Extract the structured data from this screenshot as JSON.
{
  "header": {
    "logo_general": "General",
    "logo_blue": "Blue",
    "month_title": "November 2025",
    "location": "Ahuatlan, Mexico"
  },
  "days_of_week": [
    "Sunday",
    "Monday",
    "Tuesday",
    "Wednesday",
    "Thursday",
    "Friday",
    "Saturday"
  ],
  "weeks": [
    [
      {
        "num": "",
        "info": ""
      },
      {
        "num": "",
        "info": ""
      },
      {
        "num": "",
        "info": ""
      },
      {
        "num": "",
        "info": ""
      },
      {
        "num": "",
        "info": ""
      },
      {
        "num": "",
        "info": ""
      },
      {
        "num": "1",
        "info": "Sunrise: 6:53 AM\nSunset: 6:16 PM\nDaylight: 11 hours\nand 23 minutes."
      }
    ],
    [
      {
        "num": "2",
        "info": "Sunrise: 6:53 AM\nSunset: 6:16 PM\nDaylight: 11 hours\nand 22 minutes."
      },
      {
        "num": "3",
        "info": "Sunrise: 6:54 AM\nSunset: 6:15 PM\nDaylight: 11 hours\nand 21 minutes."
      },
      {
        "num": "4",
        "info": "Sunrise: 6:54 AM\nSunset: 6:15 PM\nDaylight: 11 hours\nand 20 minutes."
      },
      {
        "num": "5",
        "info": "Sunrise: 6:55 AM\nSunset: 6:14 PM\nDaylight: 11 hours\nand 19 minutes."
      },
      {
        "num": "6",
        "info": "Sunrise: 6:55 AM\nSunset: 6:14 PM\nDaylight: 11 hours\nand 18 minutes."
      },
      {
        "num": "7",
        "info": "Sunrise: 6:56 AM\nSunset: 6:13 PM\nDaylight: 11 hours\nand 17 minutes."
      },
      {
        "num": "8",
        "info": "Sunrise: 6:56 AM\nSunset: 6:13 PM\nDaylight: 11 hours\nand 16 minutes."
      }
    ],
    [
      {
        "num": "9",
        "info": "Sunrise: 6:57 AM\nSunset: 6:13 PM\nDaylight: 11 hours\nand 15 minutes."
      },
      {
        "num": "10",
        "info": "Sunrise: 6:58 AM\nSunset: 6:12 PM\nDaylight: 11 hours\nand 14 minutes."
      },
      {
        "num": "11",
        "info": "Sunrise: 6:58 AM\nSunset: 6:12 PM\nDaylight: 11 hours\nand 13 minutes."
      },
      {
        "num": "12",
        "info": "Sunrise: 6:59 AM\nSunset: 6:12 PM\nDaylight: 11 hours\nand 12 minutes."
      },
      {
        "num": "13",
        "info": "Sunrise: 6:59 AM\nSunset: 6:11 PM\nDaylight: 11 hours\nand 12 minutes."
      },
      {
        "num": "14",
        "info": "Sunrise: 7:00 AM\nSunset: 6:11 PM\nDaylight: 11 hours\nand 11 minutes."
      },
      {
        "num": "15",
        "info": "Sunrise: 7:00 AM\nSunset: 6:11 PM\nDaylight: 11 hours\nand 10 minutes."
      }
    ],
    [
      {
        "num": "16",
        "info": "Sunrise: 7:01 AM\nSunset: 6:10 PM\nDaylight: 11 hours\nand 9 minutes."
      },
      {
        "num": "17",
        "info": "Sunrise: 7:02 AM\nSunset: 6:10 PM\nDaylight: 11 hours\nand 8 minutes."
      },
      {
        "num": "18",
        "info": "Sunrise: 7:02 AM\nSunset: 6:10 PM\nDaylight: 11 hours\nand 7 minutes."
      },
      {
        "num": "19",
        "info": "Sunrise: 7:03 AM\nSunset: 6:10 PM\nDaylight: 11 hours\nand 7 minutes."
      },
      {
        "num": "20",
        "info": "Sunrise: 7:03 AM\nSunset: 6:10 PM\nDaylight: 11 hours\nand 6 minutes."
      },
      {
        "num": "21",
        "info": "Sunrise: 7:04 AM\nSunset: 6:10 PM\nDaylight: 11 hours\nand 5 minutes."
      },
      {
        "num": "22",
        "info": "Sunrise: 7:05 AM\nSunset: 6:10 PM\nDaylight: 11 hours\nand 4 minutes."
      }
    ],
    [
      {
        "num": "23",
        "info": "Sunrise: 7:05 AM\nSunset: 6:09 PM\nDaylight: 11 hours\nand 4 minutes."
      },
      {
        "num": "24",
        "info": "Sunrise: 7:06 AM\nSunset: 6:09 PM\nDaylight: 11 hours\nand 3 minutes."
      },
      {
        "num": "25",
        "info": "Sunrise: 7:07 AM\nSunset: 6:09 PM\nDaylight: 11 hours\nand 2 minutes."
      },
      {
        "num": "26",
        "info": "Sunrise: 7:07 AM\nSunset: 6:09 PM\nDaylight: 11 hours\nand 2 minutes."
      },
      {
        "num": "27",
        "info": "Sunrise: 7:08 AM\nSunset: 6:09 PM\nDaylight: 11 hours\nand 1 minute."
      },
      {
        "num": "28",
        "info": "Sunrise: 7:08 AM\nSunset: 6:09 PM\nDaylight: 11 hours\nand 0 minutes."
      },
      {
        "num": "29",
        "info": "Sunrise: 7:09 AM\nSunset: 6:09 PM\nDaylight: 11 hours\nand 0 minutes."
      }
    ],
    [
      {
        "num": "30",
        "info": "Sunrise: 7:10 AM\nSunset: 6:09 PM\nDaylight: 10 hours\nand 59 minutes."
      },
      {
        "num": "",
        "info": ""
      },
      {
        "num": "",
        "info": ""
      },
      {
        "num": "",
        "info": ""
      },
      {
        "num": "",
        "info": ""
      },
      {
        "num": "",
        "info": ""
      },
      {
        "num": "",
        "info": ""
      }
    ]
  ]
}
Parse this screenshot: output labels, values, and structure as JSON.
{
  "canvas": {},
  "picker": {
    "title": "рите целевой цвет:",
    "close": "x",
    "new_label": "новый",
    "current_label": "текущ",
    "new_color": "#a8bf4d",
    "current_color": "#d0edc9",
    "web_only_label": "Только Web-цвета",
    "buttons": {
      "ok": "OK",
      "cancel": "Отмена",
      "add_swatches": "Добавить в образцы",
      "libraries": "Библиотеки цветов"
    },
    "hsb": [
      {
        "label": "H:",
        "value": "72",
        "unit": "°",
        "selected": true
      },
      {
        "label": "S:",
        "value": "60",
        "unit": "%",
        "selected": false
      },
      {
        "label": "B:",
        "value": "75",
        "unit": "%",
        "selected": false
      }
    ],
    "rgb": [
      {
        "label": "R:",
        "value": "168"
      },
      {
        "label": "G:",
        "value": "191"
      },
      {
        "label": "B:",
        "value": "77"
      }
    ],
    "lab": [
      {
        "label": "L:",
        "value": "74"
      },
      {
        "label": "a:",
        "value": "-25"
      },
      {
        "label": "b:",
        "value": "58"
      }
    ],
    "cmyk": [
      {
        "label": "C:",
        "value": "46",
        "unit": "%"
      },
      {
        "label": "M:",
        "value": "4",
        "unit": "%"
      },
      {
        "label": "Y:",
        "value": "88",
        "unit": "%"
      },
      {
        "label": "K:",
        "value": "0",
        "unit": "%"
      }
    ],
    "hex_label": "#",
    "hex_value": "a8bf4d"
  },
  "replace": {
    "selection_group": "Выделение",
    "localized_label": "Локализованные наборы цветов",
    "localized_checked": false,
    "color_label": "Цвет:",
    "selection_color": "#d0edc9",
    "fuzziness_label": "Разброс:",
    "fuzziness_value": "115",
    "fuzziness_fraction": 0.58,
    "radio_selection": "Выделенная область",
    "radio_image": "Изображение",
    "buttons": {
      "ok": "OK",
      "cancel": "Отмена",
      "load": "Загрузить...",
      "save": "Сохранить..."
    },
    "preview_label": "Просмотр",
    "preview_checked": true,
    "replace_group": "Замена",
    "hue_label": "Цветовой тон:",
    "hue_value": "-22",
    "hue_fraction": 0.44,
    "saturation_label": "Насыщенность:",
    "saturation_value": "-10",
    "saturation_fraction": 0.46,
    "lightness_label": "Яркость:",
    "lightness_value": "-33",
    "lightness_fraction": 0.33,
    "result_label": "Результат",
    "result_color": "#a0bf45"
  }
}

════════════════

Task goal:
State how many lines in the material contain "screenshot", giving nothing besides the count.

Exercise output:
2